*WHAT THE TASK ASKS*. The expected answer is the full listing, repeated exactly and free of images.

*TASK INPUTS*.
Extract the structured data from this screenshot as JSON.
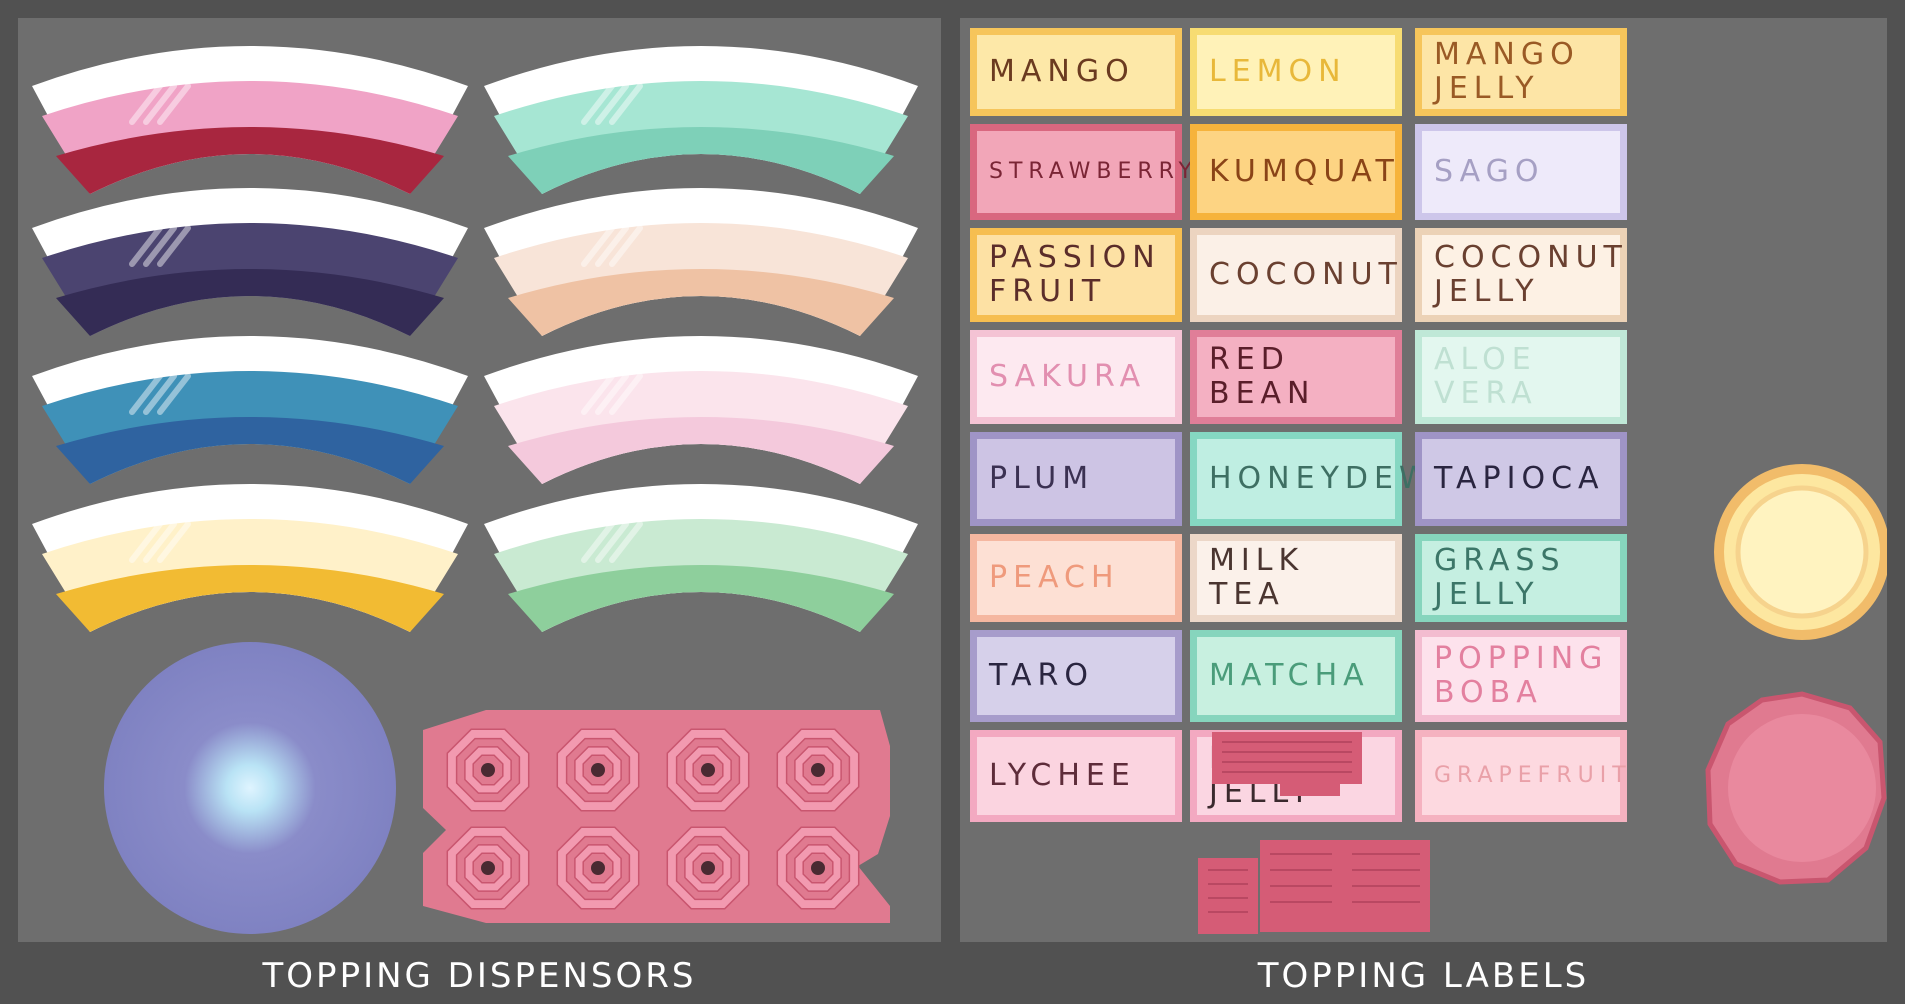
{
  "captions": {
    "left": "TOPPING DISPENSORS",
    "right": "TOPPING LABELS"
  },
  "colors": {
    "background": "#515151",
    "panel": "#6e6e6e",
    "caption": "#ffffff"
  },
  "dispensers": [
    {
      "name": "strawberry-boba",
      "top": "#f0a3c6",
      "bottom": "#a8263f"
    },
    {
      "name": "mint-jelly",
      "top": "#a6e6d3",
      "bottom": "#7ed0b8"
    },
    {
      "name": "blueberry-boba",
      "top": "#4b4470",
      "bottom": "#342c55"
    },
    {
      "name": "peach-jelly",
      "top": "#f8e4d8",
      "bottom": "#efc2a4"
    },
    {
      "name": "ocean-boba",
      "top": "#3f91b8",
      "bottom": "#2f63a0"
    },
    {
      "name": "pink-jelly",
      "top": "#fbe4ec",
      "bottom": "#f4c9dc"
    },
    {
      "name": "mango-jelly",
      "top": "#fff1c9",
      "bottom": "#f2bb33"
    },
    {
      "name": "green-jelly",
      "top": "#c9ead2",
      "bottom": "#8ecf9c"
    }
  ],
  "labels": [
    {
      "name": "mango",
      "text": "MANGO",
      "bg": "#fde8a8",
      "border": "#f6c55b",
      "ink": "#6b3b20"
    },
    {
      "name": "lemon",
      "text": "LEMON",
      "bg": "#fff2b8",
      "border": "#f7dc72",
      "ink": "#e8b83a"
    },
    {
      "name": "mango-jelly",
      "text": "MANGO\nJELLY",
      "bg": "#fde5a6",
      "border": "#f6c55b",
      "ink": "#9a5a25"
    },
    {
      "name": "strawberry",
      "text": "STRAWBERRY",
      "bg": "#f2a6b8",
      "border": "#d9677f",
      "ink": "#7a2535"
    },
    {
      "name": "kumquat",
      "text": "KUMQUAT",
      "bg": "#fdd483",
      "border": "#f6b33c",
      "ink": "#8a4417"
    },
    {
      "name": "sago",
      "text": "SAGO",
      "bg": "#eeeafa",
      "border": "#cdc6ea",
      "ink": "#a6a0c4"
    },
    {
      "name": "passion-fruit",
      "text": "PASSION\nFRUIT",
      "bg": "#fde1a4",
      "border": "#f6be50",
      "ink": "#5b2d2a"
    },
    {
      "name": "coconut",
      "text": "COCONUT",
      "bg": "#fbf0e7",
      "border": "#ecd4c0",
      "ink": "#6a4030"
    },
    {
      "name": "coconut-jelly",
      "text": "COCONUT\nJELLY",
      "bg": "#fdf1e4",
      "border": "#ecd2b6",
      "ink": "#6a4030"
    },
    {
      "name": "sakura",
      "text": "SAKURA",
      "bg": "#fde9f0",
      "border": "#f4c3d4",
      "ink": "#e28fb0"
    },
    {
      "name": "red-bean",
      "text": "RED\nBEAN",
      "bg": "#f4b0c2",
      "border": "#e07e98",
      "ink": "#5a1e2a"
    },
    {
      "name": "aloe-vera",
      "text": "ALOE\nVERA",
      "bg": "#e3f7ef",
      "border": "#bfe8d7",
      "ink": "#bfe0d2"
    },
    {
      "name": "plum",
      "text": "PLUM",
      "bg": "#cdc4e4",
      "border": "#9f94c6",
      "ink": "#3b3152"
    },
    {
      "name": "honeydew",
      "text": "HONEYDEW",
      "bg": "#bfeee2",
      "border": "#85d7c2",
      "ink": "#3e6f63"
    },
    {
      "name": "tapioca",
      "text": "TAPIOCA",
      "bg": "#cfc8e6",
      "border": "#9f94c6",
      "ink": "#2a2540"
    },
    {
      "name": "peach",
      "text": "PEACH",
      "bg": "#fde0d4",
      "border": "#f5b7a0",
      "ink": "#ef9a7c"
    },
    {
      "name": "milk-tea",
      "text": "MILK TEA",
      "bg": "#fbf1ea",
      "border": "#ecd7c8",
      "ink": "#4a3530"
    },
    {
      "name": "grass-jelly",
      "text": "GRASS\nJELLY",
      "bg": "#c5efe1",
      "border": "#86d5bd",
      "ink": "#3c7668"
    },
    {
      "name": "taro",
      "text": "TARO",
      "bg": "#d6d0ea",
      "border": "#a79ccb",
      "ink": "#2a2540"
    },
    {
      "name": "matcha",
      "text": "MATCHA",
      "bg": "#c8f0e0",
      "border": "#86d5bd",
      "ink": "#4a9c7a"
    },
    {
      "name": "popping-boba",
      "text": "POPPING\nBOBA",
      "bg": "#fde2ec",
      "border": "#f3bcd0",
      "ink": "#e3809f"
    },
    {
      "name": "lychee",
      "text": "LYCHEE",
      "bg": "#fbd4e0",
      "border": "#f3a9c1",
      "ink": "#5e2c3a"
    },
    {
      "name": "lychee-jelly",
      "text": "LYCHEE\nJELLY",
      "bg": "#fbd6e2",
      "border": "#f3a9c1",
      "ink": "#3b2a2e"
    },
    {
      "name": "grapefruit",
      "text": "GRAPEFRUIT",
      "bg": "#fdd9e0",
      "border": "#f5b2c0",
      "ink": "#e9a0a8"
    }
  ]
}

*COMPLETED EXERCISE*.
Extract the structured data from this screenshot as JSON.
{
  "captions": {
    "left": "TOPPING DISPENSORS",
    "right": "TOPPING LABELS"
  },
  "colors": {
    "background": "#515151",
    "panel": "#6e6e6e",
    "caption": "#ffffff"
  },
  "dispensers": [
    {
      "name": "strawberry-boba",
      "top": "#f0a3c6",
      "bottom": "#a8263f"
    },
    {
      "name": "mint-jelly",
      "top": "#a6e6d3",
      "bottom": "#7ed0b8"
    },
    {
      "name": "blueberry-boba",
      "top": "#4b4470",
      "bottom": "#342c55"
    },
    {
      "name": "peach-jelly",
      "top": "#f8e4d8",
      "bottom": "#efc2a4"
    },
    {
      "name": "ocean-boba",
      "top": "#3f91b8",
      "bottom": "#2f63a0"
    },
    {
      "name": "pink-jelly",
      "top": "#fbe4ec",
      "bottom": "#f4c9dc"
    },
    {
      "name": "mango-jelly",
      "top": "#fff1c9",
      "bottom": "#f2bb33"
    },
    {
      "name": "green-jelly",
      "top": "#c9ead2",
      "bottom": "#8ecf9c"
    }
  ],
  "labels": [
    {
      "name": "mango",
      "text": "MANGO",
      "bg": "#fde8a8",
      "border": "#f6c55b",
      "ink": "#6b3b20"
    },
    {
      "name": "lemon",
      "text": "LEMON",
      "bg": "#fff2b8",
      "border": "#f7dc72",
      "ink": "#e8b83a"
    },
    {
      "name": "mango-jelly",
      "text": "MANGO\nJELLY",
      "bg": "#fde5a6",
      "border": "#f6c55b",
      "ink": "#9a5a25"
    },
    {
      "name": "strawberry",
      "text": "STRAWBERRY",
      "bg": "#f2a6b8",
      "border": "#d9677f",
      "ink": "#7a2535"
    },
    {
      "name": "kumquat",
      "text": "KUMQUAT",
      "bg": "#fdd483",
      "border": "#f6b33c",
      "ink": "#8a4417"
    },
    {
      "name": "sago",
      "text": "SAGO",
      "bg": "#eeeafa",
      "border": "#cdc6ea",
      "ink": "#a6a0c4"
    },
    {
      "name": "passion-fruit",
      "text": "PASSION\nFRUIT",
      "bg": "#fde1a4",
      "border": "#f6be50",
      "ink": "#5b2d2a"
    },
    {
      "name": "coconut",
      "text": "COCONUT",
      "bg": "#fbf0e7",
      "border": "#ecd4c0",
      "ink": "#6a4030"
    },
    {
      "name": "coconut-jelly",
      "text": "COCONUT\nJELLY",
      "bg": "#fdf1e4",
      "border": "#ecd2b6",
      "ink": "#6a4030"
    },
    {
      "name": "sakura",
      "text": "SAKURA",
      "bg": "#fde9f0",
      "border": "#f4c3d4",
      "ink": "#e28fb0"
    },
    {
      "name": "red-bean",
      "text": "RED\nBEAN",
      "bg": "#f4b0c2",
      "border": "#e07e98",
      "ink": "#5a1e2a"
    },
    {
      "name": "aloe-vera",
      "text": "ALOE\nVERA",
      "bg": "#e3f7ef",
      "border": "#bfe8d7",
      "ink": "#bfe0d2"
    },
    {
      "name": "plum",
      "text": "PLUM",
      "bg": "#cdc4e4",
      "border": "#9f94c6",
      "ink": "#3b3152"
    },
    {
      "name": "honeydew",
      "text": "HONEYDEW",
      "bg": "#bfeee2",
      "border": "#85d7c2",
      "ink": "#3e6f63"
    },
    {
      "name": "tapioca",
      "text": "TAPIOCA",
      "bg": "#cfc8e6",
      "border": "#9f94c6",
      "ink": "#2a2540"
    },
    {
      "name": "peach",
      "text": "PEACH",
      "bg": "#fde0d4",
      "border": "#f5b7a0",
      "ink": "#ef9a7c"
    },
    {
      "name": "milk-tea",
      "text": "MILK TEA",
      "bg": "#fbf1ea",
      "border": "#ecd7c8",
      "ink": "#4a3530"
    },
    {
      "name": "grass-jelly",
      "text": "GRASS\nJELLY",
      "bg": "#c5efe1",
      "border": "#86d5bd",
      "ink": "#3c7668"
    },
    {
      "name": "taro",
      "text": "TARO",
      "bg": "#d6d0ea",
      "border": "#a79ccb",
      "ink": "#2a2540"
    },
    {
      "name": "matcha",
      "text": "MATCHA",
      "bg": "#c8f0e0",
      "border": "#86d5bd",
      "ink": "#4a9c7a"
    },
    {
      "name": "popping-boba",
      "text": "POPPING\nBOBA",
      "bg": "#fde2ec",
      "border": "#f3bcd0",
      "ink": "#e3809f"
    },
    {
      "name": "lychee",
      "text": "LYCHEE",
      "bg": "#fbd4e0",
      "border": "#f3a9c1",
      "ink": "#5e2c3a"
    },
    {
      "name": "lychee-jelly",
      "text": "LYCHEE\nJELLY",
      "bg": "#fbd6e2",
      "border": "#f3a9c1",
      "ink": "#3b2a2e"
    },
    {
      "name": "grapefruit",
      "text": "GRAPEFRUIT",
      "bg": "#fdd9e0",
      "border": "#f5b2c0",
      "ink": "#e9a0a8"
    }
  ]
}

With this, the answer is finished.